Americans' concerns over privacy increased after whistleblower Edward Snowden leaked documents in 2013 about widespread government surveillance by the top-secret National Security Agency. Two new surveys reveal that those anxieties have deepened alarmingly and they apply to Americans' views of business and technology as well as government.
The upshot: Fears about privacy and its future have reached crisis din, with many Americans resigned to the death of privacy and less optimism about their future.
The two surveys, both released earlier this month (January) center on privacy and trust - two intertwined elements. The one on privacy was issued by the Pew Research Center, a nonpartisan subsidiary of the Pew Charitable Trusts that doesn't take policy positions. It has mapped Americans' nuanced feelings about privacy and surveillance for the past two years.
The other that relates to the public's trust of institutions, including government and business, came from the respected Edelman Global Trust Barometer, an annual study by the communications marketing firm. Its latest survey finds that more than half of surveyed Americans continue to distrust business and the government. Only 45 percent are optimistic that they will fare better in five years.
Trust levels link to the depth of Americans' privacy worries. Besides the Edelman survey, the Pew study finds that Americans hold low levels of trust in the government and the business sector. They specifically associate that with data collection and monitoring. They have exceedingly low levels of confidence in the privacy and security of the records maintained in this digital age.
Noteworthy numbers of them, especially younger adults, say they've suffered privacy breaches. To Americans, privacy is important in their daily lives in a number of essential ways, the Pew survey reveals. They don't want to feel they're under surveillance all the time, and they want to share ideas and secrets with others in a way that's unobserved. Yet, they have a pervasive sense they are under constant surveillance when in public. Plus, very few feel they have a great deal of control over the data that's collected about them and how it's used. In brief, they view the trend toward surveillance and the capturing of data as inexorable.
A Troubling Crisis Landscape
This all fosters a crisis environment that we all should find troubling. Indeed, most members of focus groups that Pew researchers established to discuss privacy were downbeat about the future of privacy. Indeed, speaking for many of the older focus group members, one asserted: "The next generation will say, privacy?... What is that? Another added: "The next generation will not even understand the value of privacy."
Privacy will be a thing of the past. That's scary. Americans have always thought Communism - think Russia, China and North Korea - spelled the lack of individual privacy. Surveillance there conjures up images of gulags and worse. Democracy, on the other hand, has long defined liberty - as well as the freedom of thought and speech and the ability to engage in political activity.
Certainly, our form of government is supposed to ensure freedom against government and business abuses of privacy. Our personal data in the wrong hands can cause and does spark great harm.
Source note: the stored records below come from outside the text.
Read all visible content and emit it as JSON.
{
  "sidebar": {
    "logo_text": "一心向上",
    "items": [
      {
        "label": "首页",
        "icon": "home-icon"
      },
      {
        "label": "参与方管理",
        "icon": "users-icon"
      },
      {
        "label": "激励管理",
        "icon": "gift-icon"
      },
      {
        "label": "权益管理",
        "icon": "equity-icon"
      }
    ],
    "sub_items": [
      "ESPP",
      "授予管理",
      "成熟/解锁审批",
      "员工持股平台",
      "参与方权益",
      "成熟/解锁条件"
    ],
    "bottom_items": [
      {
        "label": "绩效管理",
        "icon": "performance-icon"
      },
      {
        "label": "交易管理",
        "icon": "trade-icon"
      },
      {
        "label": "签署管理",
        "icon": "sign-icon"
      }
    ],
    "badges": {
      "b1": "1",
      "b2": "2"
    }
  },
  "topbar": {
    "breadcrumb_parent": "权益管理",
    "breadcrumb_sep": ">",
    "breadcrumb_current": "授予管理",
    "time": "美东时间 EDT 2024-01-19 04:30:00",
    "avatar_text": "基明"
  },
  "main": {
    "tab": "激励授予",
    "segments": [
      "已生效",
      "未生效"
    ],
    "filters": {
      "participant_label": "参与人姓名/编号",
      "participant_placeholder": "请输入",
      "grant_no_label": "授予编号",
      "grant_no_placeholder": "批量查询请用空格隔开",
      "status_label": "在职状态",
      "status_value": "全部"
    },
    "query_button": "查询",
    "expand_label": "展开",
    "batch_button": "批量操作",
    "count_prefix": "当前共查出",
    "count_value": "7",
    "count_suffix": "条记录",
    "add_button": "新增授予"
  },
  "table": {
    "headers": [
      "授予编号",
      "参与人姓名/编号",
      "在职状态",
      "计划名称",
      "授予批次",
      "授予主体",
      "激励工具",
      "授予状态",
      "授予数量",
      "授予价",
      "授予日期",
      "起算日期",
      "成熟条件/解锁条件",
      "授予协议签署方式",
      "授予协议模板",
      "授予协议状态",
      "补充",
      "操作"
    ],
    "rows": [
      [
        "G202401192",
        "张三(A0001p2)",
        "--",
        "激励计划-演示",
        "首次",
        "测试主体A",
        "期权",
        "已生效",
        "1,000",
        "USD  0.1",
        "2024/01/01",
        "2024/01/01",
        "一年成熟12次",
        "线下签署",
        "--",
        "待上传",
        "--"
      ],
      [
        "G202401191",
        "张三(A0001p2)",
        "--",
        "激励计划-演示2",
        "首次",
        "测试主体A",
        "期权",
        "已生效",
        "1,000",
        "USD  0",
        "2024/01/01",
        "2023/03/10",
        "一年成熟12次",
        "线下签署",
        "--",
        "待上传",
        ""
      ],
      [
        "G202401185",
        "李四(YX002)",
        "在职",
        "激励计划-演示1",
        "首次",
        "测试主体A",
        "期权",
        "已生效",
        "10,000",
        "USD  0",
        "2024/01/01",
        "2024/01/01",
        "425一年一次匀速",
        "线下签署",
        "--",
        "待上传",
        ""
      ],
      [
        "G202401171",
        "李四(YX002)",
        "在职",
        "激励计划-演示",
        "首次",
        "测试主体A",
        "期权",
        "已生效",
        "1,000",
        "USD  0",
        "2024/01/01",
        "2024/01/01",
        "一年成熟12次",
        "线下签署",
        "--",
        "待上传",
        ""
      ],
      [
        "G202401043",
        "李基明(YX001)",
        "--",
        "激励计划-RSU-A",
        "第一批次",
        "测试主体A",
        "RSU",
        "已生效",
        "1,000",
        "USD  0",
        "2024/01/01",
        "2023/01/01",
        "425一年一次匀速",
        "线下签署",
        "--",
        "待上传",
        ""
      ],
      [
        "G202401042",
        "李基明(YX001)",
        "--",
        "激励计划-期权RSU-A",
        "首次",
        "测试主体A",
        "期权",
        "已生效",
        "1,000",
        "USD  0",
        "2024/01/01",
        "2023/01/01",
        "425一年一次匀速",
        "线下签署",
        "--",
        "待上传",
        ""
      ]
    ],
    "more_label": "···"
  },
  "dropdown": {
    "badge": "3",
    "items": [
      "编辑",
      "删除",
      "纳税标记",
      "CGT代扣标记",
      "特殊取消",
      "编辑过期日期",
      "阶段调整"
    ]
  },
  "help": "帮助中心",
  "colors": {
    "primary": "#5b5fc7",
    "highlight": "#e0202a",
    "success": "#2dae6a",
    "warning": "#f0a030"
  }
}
It damages that trust that is crucial in our relationships, both personal and professional.
Very simply, the loss of privacy impoverishes our culture. It threatens our inventiveness and our ability to fight tyranny, regardless of the institution generating it. Indeed, artistic and scientific innovations occur to a great extent in privacy. Privacy is a limit on power from both government and private sector companies. It defines our respect for others, and it helps us manage our reputations - and that makes possible opportunities, relationships and our future happiness.
Privacy vs. Values
At times the desire for privacy conflicts with important values. The terrorism threat has underscored that. Still, privacy should be considered so critical that even in those instances, a civilized dialogue should occur that addresses the issue from all sides. One increasing worry was expressed by a Pew focus group member, who noted, "I think privacy will be stripped away because people are permitting it - one trade at a time. The cameras for security evolve into cameras to ensure compliance. And once those are in, the next thing is easier to get in.
Privacy is a complicated landscape indeed. It gets more complicated with technological advances. An auto insurer contends that a tracking device on your car to monitor your driving habits might lead to lower insurance payments. The mobile phone app that lets you find the closest restaurant or retailer you're looking for requires that it knows your location at all time.
They seem like positive developments - but, given the growing distrust of government and business when it comes to privacy, who knows. As another focus group member contended. The law is way behind technology. Privacy was written for a pre-digital world. Don't expect any privacy in the future.
When it comes to privacy and accountability, people always demand the former for themselves and the latter for everyone else. -- David Brin